## DIRECTIONS FOR THIS TASK
Restate the entries word for word, leaving nothing out.

## EXTRACTED ENTRIES
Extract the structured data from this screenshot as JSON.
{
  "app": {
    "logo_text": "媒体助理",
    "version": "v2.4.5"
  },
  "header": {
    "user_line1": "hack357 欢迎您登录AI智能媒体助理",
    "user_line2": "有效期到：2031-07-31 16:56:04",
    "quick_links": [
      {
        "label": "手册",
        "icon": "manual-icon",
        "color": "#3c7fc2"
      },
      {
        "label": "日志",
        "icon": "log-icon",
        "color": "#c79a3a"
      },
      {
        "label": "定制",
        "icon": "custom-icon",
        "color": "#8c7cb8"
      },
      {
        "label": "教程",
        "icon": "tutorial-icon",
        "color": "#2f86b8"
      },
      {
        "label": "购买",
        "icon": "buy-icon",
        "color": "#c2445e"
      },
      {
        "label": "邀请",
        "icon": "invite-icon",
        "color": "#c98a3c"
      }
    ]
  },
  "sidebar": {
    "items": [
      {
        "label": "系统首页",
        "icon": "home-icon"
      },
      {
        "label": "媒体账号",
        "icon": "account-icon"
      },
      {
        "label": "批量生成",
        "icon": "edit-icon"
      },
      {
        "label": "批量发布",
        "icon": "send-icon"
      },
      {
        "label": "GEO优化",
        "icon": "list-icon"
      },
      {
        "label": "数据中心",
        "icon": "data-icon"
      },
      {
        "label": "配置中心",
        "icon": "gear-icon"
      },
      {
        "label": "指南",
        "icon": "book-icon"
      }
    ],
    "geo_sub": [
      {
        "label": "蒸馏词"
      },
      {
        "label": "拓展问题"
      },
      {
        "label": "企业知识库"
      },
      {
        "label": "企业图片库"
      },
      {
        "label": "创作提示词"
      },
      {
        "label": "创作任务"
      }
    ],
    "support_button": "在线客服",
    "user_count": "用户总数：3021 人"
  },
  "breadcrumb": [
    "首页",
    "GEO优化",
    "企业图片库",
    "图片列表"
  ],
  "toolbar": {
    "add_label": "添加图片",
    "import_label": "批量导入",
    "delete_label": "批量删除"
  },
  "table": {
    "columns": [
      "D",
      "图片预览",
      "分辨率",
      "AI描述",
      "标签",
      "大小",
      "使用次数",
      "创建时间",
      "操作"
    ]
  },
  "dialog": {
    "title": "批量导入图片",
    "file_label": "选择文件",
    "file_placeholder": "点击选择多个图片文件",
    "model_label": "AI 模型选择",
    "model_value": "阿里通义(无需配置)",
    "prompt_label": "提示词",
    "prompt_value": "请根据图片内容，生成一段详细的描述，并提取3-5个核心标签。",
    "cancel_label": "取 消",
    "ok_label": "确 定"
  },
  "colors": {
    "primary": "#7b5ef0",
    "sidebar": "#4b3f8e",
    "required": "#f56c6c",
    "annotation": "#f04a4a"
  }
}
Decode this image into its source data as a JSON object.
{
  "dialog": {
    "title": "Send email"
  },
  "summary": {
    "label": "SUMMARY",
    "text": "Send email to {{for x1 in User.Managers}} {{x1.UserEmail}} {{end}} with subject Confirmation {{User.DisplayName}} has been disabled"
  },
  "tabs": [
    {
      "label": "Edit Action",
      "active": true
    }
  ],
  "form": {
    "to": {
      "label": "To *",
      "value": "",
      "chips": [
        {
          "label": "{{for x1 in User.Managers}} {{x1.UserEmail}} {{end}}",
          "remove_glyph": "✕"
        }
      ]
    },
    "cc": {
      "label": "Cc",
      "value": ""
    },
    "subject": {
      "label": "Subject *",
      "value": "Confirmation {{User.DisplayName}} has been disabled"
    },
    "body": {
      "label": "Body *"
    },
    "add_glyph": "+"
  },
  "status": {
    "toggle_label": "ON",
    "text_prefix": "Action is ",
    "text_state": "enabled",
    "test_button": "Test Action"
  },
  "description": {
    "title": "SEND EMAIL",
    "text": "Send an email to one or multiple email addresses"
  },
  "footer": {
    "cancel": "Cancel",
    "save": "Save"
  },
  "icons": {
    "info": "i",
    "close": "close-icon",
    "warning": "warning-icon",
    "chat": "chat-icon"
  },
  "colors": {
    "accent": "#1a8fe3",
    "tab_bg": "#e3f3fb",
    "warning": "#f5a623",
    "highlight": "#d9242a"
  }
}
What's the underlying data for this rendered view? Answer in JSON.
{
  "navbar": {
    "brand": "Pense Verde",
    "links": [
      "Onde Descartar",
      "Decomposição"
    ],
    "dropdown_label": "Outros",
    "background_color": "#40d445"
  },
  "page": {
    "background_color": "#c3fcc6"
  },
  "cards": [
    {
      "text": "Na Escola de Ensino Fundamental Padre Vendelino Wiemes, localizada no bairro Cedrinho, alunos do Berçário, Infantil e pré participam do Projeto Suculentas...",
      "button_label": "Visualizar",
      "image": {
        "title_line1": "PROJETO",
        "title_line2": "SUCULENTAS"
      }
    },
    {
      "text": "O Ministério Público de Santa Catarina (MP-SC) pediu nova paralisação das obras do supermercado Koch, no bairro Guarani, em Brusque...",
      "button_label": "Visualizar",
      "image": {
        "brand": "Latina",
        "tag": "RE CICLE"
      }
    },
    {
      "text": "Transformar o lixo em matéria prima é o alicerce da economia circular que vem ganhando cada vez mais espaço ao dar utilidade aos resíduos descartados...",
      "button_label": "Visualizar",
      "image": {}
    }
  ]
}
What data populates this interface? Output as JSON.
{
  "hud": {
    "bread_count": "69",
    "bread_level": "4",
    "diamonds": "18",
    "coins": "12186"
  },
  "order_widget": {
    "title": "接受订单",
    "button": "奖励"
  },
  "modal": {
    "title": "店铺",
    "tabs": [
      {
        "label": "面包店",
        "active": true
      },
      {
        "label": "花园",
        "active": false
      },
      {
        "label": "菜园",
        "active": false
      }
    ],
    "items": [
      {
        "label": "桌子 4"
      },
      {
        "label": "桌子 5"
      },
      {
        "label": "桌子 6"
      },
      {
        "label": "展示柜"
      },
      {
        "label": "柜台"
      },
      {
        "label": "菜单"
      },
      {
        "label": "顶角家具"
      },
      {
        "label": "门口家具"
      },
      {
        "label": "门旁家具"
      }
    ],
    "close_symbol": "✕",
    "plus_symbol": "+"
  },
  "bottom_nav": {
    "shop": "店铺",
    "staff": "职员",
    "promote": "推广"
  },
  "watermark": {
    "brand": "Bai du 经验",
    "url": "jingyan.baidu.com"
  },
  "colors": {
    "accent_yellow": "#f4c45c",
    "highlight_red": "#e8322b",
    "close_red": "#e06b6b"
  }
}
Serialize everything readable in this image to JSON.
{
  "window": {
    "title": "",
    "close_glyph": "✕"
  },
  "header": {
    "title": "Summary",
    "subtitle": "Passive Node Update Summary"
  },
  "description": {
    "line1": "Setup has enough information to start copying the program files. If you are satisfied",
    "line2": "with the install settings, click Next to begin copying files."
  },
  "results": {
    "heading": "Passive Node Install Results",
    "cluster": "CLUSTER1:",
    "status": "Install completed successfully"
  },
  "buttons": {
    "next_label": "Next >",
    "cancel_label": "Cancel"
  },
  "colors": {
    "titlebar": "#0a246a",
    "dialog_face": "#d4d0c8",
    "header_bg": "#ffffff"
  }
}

## SOLUTION TO THE EXERCISE
Extract the structured data from this screenshot as JSON.
{
  "app": {
    "logo_text": "媒体助理",
    "version": "v2.4.5"
  },
  "header": {
    "user_line1": "hack357 欢迎您登录AI智能媒体助理",
    "user_line2": "有效期到：2031-07-31 16:56:04",
    "quick_links": [
      {
        "label": "手册",
        "icon": "manual-icon",
        "color": "#3c7fc2"
      },
      {
        "label": "日志",
        "icon": "log-icon",
        "color": "#c79a3a"
      },
      {
        "label": "定制",
        "icon": "custom-icon",
        "color": "#8c7cb8"
      },
      {
        "label": "教程",
        "icon": "tutorial-icon",
        "color": "#2f86b8"
      },
      {
        "label": "购买",
        "icon": "buy-icon",
        "color": "#c2445e"
      },
      {
        "label": "邀请",
        "icon": "invite-icon",
        "color": "#c98a3c"
      }
    ]
  },
  "sidebar": {
    "items": [
      {
        "label": "系统首页",
        "icon": "home-icon"
      },
      {
        "label": "媒体账号",
        "icon": "account-icon"
      },
      {
        "label": "批量生成",
        "icon": "edit-icon"
      },
      {
        "label": "批量发布",
        "icon": "send-icon"
      },
      {
        "label": "GEO优化",
        "icon": "list-icon"
      },
      {
        "label": "数据中心",
        "icon": "data-icon"
      },
      {
        "label": "配置中心",
        "icon": "gear-icon"
      },
      {
        "label": "指南",
        "icon": "book-icon"
      }
    ],
    "geo_sub": [
      {
        "label": "蒸馏词"
      },
      {
        "label": "拓展问题"
      },
      {
        "label": "企业知识库"
      },
      {
        "label": "企业图片库"
      },
      {
        "label": "创作提示词"
      },
      {
        "label": "创作任务"
      }
    ],
    "support_button": "在线客服",
    "user_count": "用户总数：3021 人"
  },
  "breadcrumb": [
    "首页",
    "GEO优化",
    "企业图片库",
    "图片列表"
  ],
  "toolbar": {
    "add_label": "添加图片",
    "import_label": "批量导入",
    "delete_label": "批量删除"
  },
  "table": {
    "columns": [
      "D",
      "图片预览",
      "分辨率",
      "AI描述",
      "标签",
      "大小",
      "使用次数",
      "创建时间",
      "操作"
    ]
  },
  "dialog": {
    "title": "批量导入图片",
    "file_label": "选择文件",
    "file_placeholder": "点击选择多个图片文件",
    "model_label": "AI 模型选择",
    "model_value": "阿里通义(无需配置)",
    "prompt_label": "提示词",
    "prompt_value": "请根据图片内容，生成一段详细的描述，并提取3-5个核心标签。",
    "cancel_label": "取 消",
    "ok_label": "确 定"
  },
  "colors": {
    "primary": "#7b5ef0",
    "sidebar": "#4b3f8e",
    "required": "#f56c6c",
    "annotation": "#f04a4a"
  }
}
Decode this image into its source data as a JSON object.
{
  "dialog": {
    "title": "Send email"
  },
  "summary": {
    "label": "SUMMARY",
    "text": "Send email to {{for x1 in User.Managers}} {{x1.UserEmail}} {{end}} with subject Confirmation {{User.DisplayName}} has been disabled"
  },
  "tabs": [
    {
      "label": "Edit Action",
      "active": true
    }
  ],
  "form": {
    "to": {
      "label": "To *",
      "value": "",
      "chips": [
        {
          "label": "{{for x1 in User.Managers}} {{x1.UserEmail}} {{end}}",
          "remove_glyph": "✕"
        }
      ]
    },
    "cc": {
      "label": "Cc",
      "value": ""
    },
    "subject": {
      "label": "Subject *",
      "value": "Confirmation {{User.DisplayName}} has been disabled"
    },
    "body": {
      "label": "Body *"
    },
    "add_glyph": "+"
  },
  "status": {
    "toggle_label": "ON",
    "text_prefix": "Action is ",
    "text_state": "enabled",
    "test_button": "Test Action"
  },
  "description": {
    "title": "SEND EMAIL",
    "text": "Send an email to one or multiple email addresses"
  },
  "footer": {
    "cancel": "Cancel",
    "save": "Save"
  },
  "icons": {
    "info": "i",
    "close": "close-icon",
    "warning": "warning-icon",
    "chat": "chat-icon"
  },
  "colors": {
    "accent": "#1a8fe3",
    "tab_bg": "#e3f3fb",
    "warning": "#f5a623",
    "highlight": "#d9242a"
  }
}
What's the underlying data for this rendered view? Answer in JSON.
{
  "navbar": {
    "brand": "Pense Verde",
    "links": [
      "Onde Descartar",
      "Decomposição"
    ],
    "dropdown_label": "Outros",
    "background_color": "#40d445"
  },
  "page": {
    "background_color": "#c3fcc6"
  },
  "cards": [
    {
      "text": "Na Escola de Ensino Fundamental Padre Vendelino Wiemes, localizada no bairro Cedrinho, alunos do Berçário, Infantil e pré participam do Projeto Suculentas...",
      "button_label": "Visualizar",
      "image": {
        "title_line1": "PROJETO",
        "title_line2": "SUCULENTAS"
      }
    },
    {
      "text": "O Ministério Público de Santa Catarina (MP-SC) pediu nova paralisação das obras do supermercado Koch, no bairro Guarani, em Brusque...",
      "button_label": "Visualizar",
      "image": {
        "brand": "Latina",
        "tag": "RE CICLE"
      }
    },
    {
      "text": "Transformar o lixo em matéria prima é o alicerce da economia circular que vem ganhando cada vez mais espaço ao dar utilidade aos resíduos descartados...",
      "button_label": "Visualizar",
      "image": {}
    }
  ]
}
What data populates this interface? Output as JSON.
{
  "hud": {
    "bread_count": "69",
    "bread_level": "4",
    "diamonds": "18",
    "coins": "12186"
  },
  "order_widget": {
    "title": "接受订单",
    "button": "奖励"
  },
  "modal": {
    "title": "店铺",
    "tabs": [
      {
        "label": "面包店",
        "active": true
      },
      {
        "label": "花园",
        "active": false
      },
      {
        "label": "菜园",
        "active": false
      }
    ],
    "items": [
      {
        "label": "桌子 4"
      },
      {
        "label": "桌子 5"
      },
      {
        "label": "桌子 6"
      },
      {
        "label": "展示柜"
      },
      {
        "label": "柜台"
      },
      {
        "label": "菜单"
      },
      {
        "label": "顶角家具"
      },
      {
        "label": "门口家具"
      },
      {
        "label": "门旁家具"
      }
    ],
    "close_symbol": "✕",
    "plus_symbol": "+"
  },
  "bottom_nav": {
    "shop": "店铺",
    "staff": "职员",
    "promote": "推广"
  },
  "watermark": {
    "brand": "Bai du 经验",
    "url": "jingyan.baidu.com"
  },
  "colors": {
    "accent_yellow": "#f4c45c",
    "highlight_red": "#e8322b",
    "close_red": "#e06b6b"
  }
}
Serialize everything readable in this image to JSON.
{
  "window": {
    "title": "",
    "close_glyph": "✕"
  },
  "header": {
    "title": "Summary",
    "subtitle": "Passive Node Update Summary"
  },
  "description": {
    "line1": "Setup has enough information to start copying the program files. If you are satisfied",
    "line2": "with the install settings, click Next to begin copying files."
  },
  "results": {
    "heading": "Passive Node Install Results",
    "cluster": "CLUSTER1:",
    "status": "Install completed successfully"
  },
  "buttons": {
    "next_label": "Next >",
    "cancel_label": "Cancel"
  },
  "colors": {
    "titlebar": "#0a246a",
    "dialog_face": "#d4d0c8",
    "header_bg": "#ffffff"
  }
}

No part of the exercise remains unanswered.